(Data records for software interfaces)
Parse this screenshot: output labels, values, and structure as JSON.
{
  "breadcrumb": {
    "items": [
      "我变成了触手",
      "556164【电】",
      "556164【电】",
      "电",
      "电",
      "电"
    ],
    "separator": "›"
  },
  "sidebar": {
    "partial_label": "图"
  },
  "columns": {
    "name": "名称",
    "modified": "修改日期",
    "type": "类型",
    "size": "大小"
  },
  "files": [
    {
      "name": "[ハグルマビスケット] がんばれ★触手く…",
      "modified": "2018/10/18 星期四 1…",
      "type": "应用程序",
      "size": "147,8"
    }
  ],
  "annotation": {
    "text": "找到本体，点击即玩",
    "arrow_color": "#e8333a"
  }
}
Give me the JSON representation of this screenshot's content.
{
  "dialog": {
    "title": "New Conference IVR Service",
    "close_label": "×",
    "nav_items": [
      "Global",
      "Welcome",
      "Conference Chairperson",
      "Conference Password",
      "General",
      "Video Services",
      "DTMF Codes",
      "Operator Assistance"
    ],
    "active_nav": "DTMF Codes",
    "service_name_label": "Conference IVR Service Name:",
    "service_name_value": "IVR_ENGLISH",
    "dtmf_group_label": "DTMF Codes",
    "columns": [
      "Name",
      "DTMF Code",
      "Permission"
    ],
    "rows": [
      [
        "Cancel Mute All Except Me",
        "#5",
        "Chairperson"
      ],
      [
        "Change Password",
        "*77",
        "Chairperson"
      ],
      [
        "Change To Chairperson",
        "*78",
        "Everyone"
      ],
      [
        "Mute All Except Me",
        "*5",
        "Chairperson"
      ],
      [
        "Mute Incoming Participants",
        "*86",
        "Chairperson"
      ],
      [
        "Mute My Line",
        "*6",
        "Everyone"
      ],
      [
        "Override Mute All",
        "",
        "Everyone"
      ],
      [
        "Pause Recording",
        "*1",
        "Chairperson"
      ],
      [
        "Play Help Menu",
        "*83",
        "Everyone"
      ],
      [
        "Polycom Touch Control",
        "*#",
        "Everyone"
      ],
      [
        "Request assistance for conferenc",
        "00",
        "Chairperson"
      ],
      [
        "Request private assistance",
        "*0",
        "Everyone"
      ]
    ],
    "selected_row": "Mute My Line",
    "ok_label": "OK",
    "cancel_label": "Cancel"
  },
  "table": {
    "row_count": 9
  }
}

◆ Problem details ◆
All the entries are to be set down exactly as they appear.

◆ Written response ◆
Parse this screenshot: output labels, values, and structure as JSON.
{
  "breadcrumb": {
    "items": [
      "我变成了触手",
      "556164【电】",
      "556164【电】",
      "电",
      "电",
      "电"
    ],
    "separator": "›"
  },
  "sidebar": {
    "partial_label": "图"
  },
  "columns": {
    "name": "名称",
    "modified": "修改日期",
    "type": "类型",
    "size": "大小"
  },
  "files": [
    {
      "name": "[ハグルマビスケット] がんばれ★触手く…",
      "modified": "2018/10/18 星期四 1…",
      "type": "应用程序",
      "size": "147,8"
    }
  ],
  "annotation": {
    "text": "找到本体，点击即玩",
    "arrow_color": "#e8333a"
  }
}
Give me the JSON representation of this screenshot's content.
{
  "dialog": {
    "title": "New Conference IVR Service",
    "close_label": "×",
    "nav_items": [
      "Global",
      "Welcome",
      "Conference Chairperson",
      "Conference Password",
      "General",
      "Video Services",
      "DTMF Codes",
      "Operator Assistance"
    ],
    "active_nav": "DTMF Codes",
    "service_name_label": "Conference IVR Service Name:",
    "service_name_value": "IVR_ENGLISH",
    "dtmf_group_label": "DTMF Codes",
    "columns": [
      "Name",
      "DTMF Code",
      "Permission"
    ],
    "rows": [
      [
        "Cancel Mute All Except Me",
        "#5",
        "Chairperson"
      ],
      [
        "Change Password",
        "*77",
        "Chairperson"
      ],
      [
        "Change To Chairperson",
        "*78",
        "Everyone"
      ],
      [
        "Mute All Except Me",
        "*5",
        "Chairperson"
      ],
      [
        "Mute Incoming Participants",
        "*86",
        "Chairperson"
      ],
      [
        "Mute My Line",
        "*6",
        "Everyone"
      ],
      [
        "Override Mute All",
        "",
        "Everyone"
      ],
      [
        "Pause Recording",
        "*1",
        "Chairperson"
      ],
      [
        "Play Help Menu",
        "*83",
        "Everyone"
      ],
      [
        "Polycom Touch Control",
        "*#",
        "Everyone"
      ],
      [
        "Request assistance for conferenc",
        "00",
        "Chairperson"
      ],
      [
        "Request private assistance",
        "*0",
        "Everyone"
      ]
    ],
    "selected_row": "Mute My Line",
    "ok_label": "OK",
    "cancel_label": "Cancel"
  },
  "table": {
    "row_count": 9
  }
}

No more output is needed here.